Speaking at the start of an African Union summit Thursday, Equatorial Guinea President Teodoro Obiang Nguema said foreign moves to defend human rights in Africa have only deepened problems on the continent.

Mr. Obiang also said the AU is suffering financially and needs to find its own funding to stop outsiders from having to step in.

He did not specifically mention Libya, but the AU has come out against NATO airstrikes in that country.

The two-day summit in Equatorial Guinea is expected to be dominated by the conflict in Libya.

A panel of five African presidents is working on a plan for ending the crisis that they will present to the summit for approval.

The proposal includes a call for a cease-fire in Libya and a transition to democratic elections. Libyan rebels also want it to include a call for Libyan leader Moammar Gadhafi to immediately resign.

Representatives of both the rebels and Mr. Gadhafi's government are attending the summit.

African leaders will also discuss the situation in Sudan. South Sudan is set to declare independence from the north on July 9, but the sides have engaged in deadly fighting at locations along their border.

Human Rights Watch strongly criticized Equatorial Guinea's government ahead of the summit. It says the government spent more than $800 million to construct a luxury complex for the conference while most of the country's citizens live in dire poverty.

It says authorities have also sharply limited public dissent and critical reporting.

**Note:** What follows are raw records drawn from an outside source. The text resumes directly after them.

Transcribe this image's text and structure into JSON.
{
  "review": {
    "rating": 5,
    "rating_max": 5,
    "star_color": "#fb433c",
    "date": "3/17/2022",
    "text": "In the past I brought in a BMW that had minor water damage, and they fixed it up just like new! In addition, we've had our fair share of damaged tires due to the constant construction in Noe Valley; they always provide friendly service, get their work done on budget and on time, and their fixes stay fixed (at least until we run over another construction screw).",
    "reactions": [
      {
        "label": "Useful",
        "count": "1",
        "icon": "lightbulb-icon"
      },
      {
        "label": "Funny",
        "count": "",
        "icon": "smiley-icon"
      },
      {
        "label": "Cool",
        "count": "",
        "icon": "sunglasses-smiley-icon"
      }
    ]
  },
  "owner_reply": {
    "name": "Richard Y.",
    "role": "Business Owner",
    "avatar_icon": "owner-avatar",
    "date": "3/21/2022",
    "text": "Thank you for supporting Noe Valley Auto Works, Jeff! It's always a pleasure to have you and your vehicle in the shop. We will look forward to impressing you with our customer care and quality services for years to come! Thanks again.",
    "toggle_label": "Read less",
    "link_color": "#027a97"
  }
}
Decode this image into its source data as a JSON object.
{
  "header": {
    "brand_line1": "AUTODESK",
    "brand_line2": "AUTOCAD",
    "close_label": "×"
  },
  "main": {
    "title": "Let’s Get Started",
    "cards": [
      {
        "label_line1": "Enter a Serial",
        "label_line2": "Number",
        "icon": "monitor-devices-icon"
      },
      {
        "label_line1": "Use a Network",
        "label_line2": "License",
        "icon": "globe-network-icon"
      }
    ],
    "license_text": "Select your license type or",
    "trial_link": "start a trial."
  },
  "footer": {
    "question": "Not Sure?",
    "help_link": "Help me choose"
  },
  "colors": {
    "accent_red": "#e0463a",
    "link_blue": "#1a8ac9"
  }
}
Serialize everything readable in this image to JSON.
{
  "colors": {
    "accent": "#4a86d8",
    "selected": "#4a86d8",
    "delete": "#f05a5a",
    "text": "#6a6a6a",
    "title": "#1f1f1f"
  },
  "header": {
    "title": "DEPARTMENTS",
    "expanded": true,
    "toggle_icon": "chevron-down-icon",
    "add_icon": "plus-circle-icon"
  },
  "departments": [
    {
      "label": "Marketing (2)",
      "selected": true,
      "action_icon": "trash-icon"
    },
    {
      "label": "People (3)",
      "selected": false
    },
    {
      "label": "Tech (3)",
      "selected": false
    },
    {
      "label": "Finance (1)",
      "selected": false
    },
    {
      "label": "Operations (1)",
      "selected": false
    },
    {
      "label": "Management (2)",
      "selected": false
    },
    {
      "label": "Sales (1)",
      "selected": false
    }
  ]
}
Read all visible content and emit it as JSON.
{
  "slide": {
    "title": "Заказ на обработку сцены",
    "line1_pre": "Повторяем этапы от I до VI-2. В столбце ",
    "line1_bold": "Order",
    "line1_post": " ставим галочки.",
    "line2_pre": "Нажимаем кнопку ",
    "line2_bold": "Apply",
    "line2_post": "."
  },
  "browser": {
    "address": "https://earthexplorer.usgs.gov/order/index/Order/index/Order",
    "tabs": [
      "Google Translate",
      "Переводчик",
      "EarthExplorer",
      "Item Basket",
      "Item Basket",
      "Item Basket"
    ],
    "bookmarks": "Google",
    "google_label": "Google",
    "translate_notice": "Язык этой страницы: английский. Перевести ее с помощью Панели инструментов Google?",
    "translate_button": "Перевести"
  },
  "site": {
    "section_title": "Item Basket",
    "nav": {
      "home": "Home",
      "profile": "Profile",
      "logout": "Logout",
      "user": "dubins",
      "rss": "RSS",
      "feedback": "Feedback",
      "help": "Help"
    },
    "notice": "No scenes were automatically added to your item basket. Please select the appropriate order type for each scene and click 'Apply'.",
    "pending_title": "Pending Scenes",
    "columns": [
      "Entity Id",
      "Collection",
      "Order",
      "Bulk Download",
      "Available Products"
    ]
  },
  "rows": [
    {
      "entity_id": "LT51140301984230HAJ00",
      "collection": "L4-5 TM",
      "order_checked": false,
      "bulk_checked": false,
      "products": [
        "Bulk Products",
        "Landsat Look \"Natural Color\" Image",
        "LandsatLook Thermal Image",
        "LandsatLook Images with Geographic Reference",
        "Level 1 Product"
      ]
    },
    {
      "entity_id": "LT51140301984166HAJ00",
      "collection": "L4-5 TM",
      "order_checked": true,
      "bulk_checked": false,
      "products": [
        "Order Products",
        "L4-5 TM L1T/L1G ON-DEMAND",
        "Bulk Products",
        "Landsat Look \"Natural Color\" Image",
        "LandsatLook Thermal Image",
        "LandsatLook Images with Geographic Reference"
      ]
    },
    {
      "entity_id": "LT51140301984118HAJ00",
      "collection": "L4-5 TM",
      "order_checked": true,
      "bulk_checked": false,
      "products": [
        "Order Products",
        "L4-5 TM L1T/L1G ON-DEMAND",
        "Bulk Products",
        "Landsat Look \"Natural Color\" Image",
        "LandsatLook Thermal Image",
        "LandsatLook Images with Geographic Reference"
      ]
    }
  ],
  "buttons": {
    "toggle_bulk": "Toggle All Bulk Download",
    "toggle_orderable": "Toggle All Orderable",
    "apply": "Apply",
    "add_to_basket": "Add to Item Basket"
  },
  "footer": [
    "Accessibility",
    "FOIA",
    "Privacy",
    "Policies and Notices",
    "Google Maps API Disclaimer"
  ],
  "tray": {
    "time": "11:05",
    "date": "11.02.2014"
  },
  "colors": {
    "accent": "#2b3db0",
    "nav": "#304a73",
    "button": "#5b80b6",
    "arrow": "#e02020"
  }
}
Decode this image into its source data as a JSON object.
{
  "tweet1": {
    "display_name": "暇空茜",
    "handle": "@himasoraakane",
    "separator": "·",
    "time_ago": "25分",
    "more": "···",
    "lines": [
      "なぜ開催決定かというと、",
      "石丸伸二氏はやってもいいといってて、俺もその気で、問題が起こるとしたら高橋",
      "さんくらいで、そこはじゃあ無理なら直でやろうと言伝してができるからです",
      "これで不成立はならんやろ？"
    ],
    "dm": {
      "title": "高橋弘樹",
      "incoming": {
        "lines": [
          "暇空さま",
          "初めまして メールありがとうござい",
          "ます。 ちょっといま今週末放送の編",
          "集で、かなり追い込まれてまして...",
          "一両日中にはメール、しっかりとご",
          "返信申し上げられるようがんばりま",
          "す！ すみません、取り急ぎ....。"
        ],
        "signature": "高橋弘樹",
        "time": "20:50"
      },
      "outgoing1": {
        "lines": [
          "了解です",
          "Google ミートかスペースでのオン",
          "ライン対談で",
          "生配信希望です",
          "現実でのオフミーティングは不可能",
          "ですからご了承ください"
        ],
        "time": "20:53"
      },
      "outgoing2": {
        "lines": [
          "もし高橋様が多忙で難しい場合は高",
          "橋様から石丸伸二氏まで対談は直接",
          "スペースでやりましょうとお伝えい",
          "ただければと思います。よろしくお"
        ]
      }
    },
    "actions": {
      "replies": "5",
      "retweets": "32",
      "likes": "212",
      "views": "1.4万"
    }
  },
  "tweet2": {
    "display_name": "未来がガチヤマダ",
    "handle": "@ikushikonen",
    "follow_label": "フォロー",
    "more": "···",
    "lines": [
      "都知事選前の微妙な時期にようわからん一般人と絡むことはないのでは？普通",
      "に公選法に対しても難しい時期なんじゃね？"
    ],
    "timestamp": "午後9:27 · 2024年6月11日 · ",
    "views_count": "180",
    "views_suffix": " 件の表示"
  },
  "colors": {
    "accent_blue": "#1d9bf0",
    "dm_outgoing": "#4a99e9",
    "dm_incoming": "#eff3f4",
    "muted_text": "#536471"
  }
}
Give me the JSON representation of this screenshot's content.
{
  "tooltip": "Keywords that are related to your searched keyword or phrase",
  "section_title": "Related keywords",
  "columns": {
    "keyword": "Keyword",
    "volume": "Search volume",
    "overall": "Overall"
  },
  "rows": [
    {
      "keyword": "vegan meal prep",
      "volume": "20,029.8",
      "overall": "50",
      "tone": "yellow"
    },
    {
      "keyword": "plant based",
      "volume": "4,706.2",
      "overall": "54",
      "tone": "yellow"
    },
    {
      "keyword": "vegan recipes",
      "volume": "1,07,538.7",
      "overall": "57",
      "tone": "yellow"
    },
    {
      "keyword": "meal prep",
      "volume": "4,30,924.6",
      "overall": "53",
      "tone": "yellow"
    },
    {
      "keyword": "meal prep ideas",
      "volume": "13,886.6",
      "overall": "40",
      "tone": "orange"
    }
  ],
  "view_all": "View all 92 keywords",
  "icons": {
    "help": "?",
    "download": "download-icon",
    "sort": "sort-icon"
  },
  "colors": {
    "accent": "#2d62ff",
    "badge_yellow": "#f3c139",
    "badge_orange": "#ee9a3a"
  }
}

Equatorial Guinea's president has faced similar criticism before. Mr. Obiang has ruled the small country with an iron fist since seizing power in 1979.